● Requirement
Whenever a line of the data below holds the string "icon", copy that line.

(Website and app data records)
+-------+

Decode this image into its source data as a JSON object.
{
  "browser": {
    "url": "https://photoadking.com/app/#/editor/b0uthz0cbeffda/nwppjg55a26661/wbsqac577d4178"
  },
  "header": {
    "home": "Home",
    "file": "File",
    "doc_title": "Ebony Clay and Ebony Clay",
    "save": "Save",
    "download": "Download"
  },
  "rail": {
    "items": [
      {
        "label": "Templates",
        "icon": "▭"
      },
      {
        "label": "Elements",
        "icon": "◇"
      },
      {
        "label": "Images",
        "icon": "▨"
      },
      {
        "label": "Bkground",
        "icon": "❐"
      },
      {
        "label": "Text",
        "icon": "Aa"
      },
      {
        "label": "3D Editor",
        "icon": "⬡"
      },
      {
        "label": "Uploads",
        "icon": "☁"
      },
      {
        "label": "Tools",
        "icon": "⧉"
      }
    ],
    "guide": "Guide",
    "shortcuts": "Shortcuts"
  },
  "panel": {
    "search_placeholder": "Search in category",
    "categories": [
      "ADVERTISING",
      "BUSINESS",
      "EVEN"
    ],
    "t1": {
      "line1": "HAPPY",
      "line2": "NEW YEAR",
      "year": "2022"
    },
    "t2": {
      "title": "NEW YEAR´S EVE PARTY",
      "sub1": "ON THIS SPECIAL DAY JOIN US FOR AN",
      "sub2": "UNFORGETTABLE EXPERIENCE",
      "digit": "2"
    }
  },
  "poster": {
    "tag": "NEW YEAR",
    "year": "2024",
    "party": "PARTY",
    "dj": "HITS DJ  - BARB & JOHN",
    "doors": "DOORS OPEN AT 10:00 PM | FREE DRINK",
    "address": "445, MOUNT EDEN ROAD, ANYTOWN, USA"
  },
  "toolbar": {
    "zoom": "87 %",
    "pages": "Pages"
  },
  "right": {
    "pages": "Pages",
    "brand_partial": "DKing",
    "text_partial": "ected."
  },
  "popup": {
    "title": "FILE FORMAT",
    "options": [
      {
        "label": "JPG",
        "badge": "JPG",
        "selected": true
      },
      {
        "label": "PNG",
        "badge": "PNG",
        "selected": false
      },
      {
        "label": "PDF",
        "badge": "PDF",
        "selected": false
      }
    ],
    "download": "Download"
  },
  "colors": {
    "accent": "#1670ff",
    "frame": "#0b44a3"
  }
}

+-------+

● Expected answer
        "icon": "▭"
        "icon": "◇"
        "icon": "▨"
        "icon": "❐"
        "icon": "Aa"
        "icon": "⬡"
        "icon": "☁"
        "icon": "⧉"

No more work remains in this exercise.